Finally, an orange and white ambulance stopped a few feet away. Two men jumped out and rushed over to me. I looked up at the stars that night one more time before stepping into the ambulance, still in shock that I was alive.
Mom arrived with Steven, my stepdad. I saw them through the steamy ambulance window and asked the EMT to open the door.
“Sorry, guys,” he said when he saw them. “There’s only room for one more.”
“I’ll go with her. Can you meet us there?” Mom asked Steven.
She hugged me and her eyes filled with tears.
“Oh, Ash, I’m so sorry that this happened. You just can’t catch a break, can you?”
Before we left for the hospital, a police officer walked over.
“Lucky you had your seat belt on; otherwise, you may not have made it,” he said.
“She always wears her seat belt,” Mom said, smiling with only one cheek.
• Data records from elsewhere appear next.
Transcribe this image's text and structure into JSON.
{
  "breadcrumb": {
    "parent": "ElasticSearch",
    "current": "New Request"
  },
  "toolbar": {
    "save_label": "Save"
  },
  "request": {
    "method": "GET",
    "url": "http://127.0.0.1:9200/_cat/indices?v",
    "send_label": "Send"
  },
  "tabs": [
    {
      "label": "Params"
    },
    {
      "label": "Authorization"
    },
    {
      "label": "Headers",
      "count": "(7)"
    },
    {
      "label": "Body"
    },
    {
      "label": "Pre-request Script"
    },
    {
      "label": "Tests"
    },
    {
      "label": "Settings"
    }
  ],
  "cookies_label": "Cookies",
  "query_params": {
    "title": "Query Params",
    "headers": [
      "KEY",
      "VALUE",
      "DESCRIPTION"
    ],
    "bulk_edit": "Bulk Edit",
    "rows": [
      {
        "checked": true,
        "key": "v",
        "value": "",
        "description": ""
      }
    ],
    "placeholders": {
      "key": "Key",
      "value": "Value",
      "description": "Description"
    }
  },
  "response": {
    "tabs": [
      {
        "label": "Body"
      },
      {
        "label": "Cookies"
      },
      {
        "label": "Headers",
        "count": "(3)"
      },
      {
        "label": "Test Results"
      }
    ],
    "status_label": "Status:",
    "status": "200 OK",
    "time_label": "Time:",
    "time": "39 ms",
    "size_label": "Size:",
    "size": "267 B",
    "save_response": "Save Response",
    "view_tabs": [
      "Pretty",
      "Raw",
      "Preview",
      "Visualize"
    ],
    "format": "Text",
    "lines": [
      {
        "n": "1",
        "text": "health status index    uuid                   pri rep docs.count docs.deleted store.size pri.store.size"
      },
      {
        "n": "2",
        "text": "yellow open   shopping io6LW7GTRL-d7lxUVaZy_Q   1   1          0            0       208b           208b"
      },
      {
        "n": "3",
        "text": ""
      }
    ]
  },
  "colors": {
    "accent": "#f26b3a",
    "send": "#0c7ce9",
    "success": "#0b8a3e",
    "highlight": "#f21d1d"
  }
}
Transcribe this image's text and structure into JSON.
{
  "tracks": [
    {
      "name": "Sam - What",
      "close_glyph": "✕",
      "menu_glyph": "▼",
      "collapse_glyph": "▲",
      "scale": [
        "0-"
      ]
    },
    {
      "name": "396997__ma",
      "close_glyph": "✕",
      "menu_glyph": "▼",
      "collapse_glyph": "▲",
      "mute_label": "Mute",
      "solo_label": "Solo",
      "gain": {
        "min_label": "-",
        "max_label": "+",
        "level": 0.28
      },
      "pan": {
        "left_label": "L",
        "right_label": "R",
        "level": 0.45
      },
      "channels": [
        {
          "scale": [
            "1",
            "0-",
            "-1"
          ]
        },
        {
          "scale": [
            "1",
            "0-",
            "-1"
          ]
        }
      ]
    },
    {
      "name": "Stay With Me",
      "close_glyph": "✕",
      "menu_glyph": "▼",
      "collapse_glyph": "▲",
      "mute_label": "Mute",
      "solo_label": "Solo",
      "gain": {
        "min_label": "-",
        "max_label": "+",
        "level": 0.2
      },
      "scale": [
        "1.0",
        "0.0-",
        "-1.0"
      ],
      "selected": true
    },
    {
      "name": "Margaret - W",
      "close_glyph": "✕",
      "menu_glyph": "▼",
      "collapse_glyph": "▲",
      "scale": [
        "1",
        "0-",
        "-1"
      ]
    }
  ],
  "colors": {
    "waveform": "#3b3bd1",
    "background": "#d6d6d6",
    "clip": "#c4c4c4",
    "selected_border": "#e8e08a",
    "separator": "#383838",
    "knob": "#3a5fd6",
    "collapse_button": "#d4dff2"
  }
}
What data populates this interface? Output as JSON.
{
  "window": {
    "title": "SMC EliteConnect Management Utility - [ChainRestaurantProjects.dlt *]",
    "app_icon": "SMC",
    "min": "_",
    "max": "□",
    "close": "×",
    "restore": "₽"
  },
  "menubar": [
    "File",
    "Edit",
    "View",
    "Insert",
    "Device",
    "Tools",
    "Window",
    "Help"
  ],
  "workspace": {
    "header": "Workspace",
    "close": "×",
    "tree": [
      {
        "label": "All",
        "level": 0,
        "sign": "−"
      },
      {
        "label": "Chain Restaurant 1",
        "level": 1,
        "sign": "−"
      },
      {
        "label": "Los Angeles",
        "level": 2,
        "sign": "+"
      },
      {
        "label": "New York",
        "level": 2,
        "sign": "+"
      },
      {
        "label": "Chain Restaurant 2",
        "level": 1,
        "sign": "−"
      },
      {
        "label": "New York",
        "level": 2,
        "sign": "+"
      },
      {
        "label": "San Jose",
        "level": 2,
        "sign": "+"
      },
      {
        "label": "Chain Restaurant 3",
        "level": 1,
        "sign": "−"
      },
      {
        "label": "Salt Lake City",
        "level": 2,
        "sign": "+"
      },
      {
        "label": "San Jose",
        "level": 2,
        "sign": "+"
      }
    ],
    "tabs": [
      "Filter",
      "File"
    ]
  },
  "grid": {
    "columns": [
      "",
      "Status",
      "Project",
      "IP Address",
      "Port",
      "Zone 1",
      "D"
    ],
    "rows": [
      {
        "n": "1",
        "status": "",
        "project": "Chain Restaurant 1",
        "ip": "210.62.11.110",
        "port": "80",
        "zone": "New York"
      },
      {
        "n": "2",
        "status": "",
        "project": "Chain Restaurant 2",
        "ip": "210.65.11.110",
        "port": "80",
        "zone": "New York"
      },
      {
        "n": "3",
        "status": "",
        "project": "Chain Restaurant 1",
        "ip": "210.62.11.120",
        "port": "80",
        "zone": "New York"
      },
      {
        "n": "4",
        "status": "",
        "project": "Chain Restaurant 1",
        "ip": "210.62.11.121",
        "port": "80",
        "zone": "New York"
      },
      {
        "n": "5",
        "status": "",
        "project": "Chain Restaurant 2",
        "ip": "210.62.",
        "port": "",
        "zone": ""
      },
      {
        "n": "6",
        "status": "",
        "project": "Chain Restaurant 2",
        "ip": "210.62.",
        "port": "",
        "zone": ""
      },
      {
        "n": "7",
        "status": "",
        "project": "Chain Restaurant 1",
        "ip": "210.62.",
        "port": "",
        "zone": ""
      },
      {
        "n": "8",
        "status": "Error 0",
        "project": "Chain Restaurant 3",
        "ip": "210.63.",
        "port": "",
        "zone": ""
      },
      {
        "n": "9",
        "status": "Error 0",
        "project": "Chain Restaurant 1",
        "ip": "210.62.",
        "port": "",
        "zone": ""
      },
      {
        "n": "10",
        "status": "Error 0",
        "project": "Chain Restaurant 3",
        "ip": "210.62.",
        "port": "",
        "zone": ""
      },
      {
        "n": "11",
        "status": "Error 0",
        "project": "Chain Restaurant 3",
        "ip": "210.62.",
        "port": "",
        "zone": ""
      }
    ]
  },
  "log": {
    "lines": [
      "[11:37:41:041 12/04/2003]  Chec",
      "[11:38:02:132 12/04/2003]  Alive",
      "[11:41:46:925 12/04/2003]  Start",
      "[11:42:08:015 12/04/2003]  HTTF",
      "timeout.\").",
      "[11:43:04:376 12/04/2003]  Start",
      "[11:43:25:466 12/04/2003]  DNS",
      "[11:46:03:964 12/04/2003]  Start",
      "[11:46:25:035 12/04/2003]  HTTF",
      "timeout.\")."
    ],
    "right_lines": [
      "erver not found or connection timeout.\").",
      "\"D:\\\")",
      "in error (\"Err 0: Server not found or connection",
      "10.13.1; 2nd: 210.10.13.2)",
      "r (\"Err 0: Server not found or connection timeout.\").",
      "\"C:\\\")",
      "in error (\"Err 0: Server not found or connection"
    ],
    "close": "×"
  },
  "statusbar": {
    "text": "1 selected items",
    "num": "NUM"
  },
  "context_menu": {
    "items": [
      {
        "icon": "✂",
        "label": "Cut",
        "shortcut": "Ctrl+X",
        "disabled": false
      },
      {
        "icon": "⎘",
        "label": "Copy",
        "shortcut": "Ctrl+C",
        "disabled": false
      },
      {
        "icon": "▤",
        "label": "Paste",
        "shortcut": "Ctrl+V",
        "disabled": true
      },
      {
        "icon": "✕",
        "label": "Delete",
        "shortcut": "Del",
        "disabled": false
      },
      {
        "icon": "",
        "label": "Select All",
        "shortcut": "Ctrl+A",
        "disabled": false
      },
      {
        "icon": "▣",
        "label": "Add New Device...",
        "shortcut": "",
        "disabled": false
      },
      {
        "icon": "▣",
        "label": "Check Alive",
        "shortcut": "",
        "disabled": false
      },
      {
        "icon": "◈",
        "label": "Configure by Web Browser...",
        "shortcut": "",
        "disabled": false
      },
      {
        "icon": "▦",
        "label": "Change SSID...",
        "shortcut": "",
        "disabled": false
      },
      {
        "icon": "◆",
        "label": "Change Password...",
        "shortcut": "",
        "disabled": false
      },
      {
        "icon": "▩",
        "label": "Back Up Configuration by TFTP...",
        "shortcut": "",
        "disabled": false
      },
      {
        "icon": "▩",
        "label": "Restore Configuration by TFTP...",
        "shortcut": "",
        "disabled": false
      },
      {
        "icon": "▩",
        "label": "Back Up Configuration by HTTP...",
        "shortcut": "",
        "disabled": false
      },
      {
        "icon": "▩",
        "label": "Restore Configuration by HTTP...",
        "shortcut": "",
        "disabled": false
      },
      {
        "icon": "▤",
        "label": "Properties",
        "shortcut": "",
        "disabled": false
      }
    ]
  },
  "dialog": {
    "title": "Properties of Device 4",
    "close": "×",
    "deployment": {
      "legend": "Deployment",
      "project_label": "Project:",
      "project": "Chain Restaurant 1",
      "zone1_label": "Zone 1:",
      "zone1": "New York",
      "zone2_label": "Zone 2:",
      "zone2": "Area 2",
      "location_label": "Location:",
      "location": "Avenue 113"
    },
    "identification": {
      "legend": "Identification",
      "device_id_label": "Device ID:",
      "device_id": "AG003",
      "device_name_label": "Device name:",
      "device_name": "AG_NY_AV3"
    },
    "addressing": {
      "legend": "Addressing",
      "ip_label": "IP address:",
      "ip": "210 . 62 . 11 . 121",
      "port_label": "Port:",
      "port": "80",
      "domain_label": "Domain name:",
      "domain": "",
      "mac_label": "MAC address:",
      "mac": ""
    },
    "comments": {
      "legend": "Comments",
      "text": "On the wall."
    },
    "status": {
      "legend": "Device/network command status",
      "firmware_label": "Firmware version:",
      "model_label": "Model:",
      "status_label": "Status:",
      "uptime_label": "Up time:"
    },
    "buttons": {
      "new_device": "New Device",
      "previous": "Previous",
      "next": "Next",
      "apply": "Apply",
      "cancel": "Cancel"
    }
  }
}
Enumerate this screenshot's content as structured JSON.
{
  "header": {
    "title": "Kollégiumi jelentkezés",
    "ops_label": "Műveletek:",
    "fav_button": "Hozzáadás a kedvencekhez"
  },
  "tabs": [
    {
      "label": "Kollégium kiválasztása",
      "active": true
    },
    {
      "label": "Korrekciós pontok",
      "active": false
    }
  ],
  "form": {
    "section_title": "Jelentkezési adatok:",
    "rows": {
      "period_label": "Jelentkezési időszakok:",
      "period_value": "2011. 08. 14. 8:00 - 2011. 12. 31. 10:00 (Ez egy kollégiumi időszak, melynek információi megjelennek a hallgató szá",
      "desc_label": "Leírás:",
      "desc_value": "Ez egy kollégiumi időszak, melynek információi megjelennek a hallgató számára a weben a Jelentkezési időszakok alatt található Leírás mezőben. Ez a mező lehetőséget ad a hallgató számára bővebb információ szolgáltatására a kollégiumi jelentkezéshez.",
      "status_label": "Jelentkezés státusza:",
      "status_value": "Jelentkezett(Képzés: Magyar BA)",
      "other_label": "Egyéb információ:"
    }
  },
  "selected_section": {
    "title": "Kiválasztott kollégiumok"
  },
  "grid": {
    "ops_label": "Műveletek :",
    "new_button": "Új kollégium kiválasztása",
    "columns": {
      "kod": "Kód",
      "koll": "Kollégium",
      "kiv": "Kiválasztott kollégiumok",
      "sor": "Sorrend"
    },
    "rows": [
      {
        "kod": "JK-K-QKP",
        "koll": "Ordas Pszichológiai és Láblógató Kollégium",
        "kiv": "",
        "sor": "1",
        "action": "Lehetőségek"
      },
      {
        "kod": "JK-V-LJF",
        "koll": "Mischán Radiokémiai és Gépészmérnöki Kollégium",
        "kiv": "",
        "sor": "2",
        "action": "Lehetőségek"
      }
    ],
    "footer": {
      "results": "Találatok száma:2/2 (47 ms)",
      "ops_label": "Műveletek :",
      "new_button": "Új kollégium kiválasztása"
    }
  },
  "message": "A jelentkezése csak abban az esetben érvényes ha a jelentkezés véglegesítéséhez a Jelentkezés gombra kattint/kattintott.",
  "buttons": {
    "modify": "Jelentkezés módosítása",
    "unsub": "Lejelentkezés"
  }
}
The ambulance ride seemed to take hours. I hated lying on the stretcher and wanted to sit upright. Each turn seemed tighter than normal and each stop abrupt. Every inch of my body ached.
Toward the end of the ride, it finally registered: I was on my way to a hospital. I hadn’t been to one for quite some time and never wanted to go back. I hated the smell, the food, and the memories. I’ll never forget that April in 2002, and all that had led up to it that year. Maybe it wasn’t just that year. It could’ve been my entire life creeping up on me like a bad dream.
Either way, it was a part of my past that I’d always wished I could change.
I left the hospital in one piece, but my entire body was bruised and sore. I had to get stitches behind my left ear. Each time the needle pricked my skin, a stinging pain would rush up my lower back and into my neck.
Almost as painful was when the nurse pulled the glass out of my hands. The shards reflected the hospital light, helping the nurse find them. With small tweezers, she parted my skin and removed the particles.
After all the glass was gone, the nurse stitched up my hands and wrists. I had only a few deep wounds, but the backs of my hands were badly scratched. The hundreds of tiny red cuts looked like streets on the map of a busy city.
I was anxious during the ride home, even though I was sitting in the back seat. I was certain that I’d need a break from driving for a while.
A few nights after my accident, I had a nightmare that prolonged my driving strike. In my dream, the crash happened the same way, except I didn’t survive. As I dreamt, I watched firefighters and police officers rescue me from my car with the Jaws of Life. I saw them carrying me out of the ditch on a stretcher, and watched Mom throw herself onto my lifeless body.
The nightmare skipped on to my funeral and I heard my brother, Joey, reading my eulogy: “My sister was always there for me. I miss her already. She was such a large part of our family’s foundation that without her, I’m afraid we may fall through the cracks.”
The nightmare ended with the vision of the newspaper headline the day after my accident: “Twenty-year-old female killed in hit-and-run crash.”
I knew that my fear would only grow the longer I put off driving, so one brisk morning, I sat behind the wheel and turned the key. Hearing the engine rev made my body quiver. I hesitated after taking my foot off the break, anxious about accelerating.
After taking a deep breath, I pushed the gas pedal. I felt as though I was driving again for the first time. Coasting along my street, I felt the smoothness of the road, saw sunlight peering through tree branches, and suddenly became comfortable again behind the wheel. I wasn’t ready for the highway yet, but knew I could work my way there.
That accident was not the first turbulence that my life had felt, and it wouldn’t be the last. As I reflect on my past, it shows itself in the form of a slide show, one image projected after another. Once one memory pops into place, another slides in and pushes the old one aside.
Ashley Troutman has a bachelor's degree and a Master of Fine Arts degree from Southern New Hampshire University. Ashley works as the Managing Editor for Cambridge Editors and the Leads Editor for The New Hampshire Writer’s Project. She currently writes for The Somerville...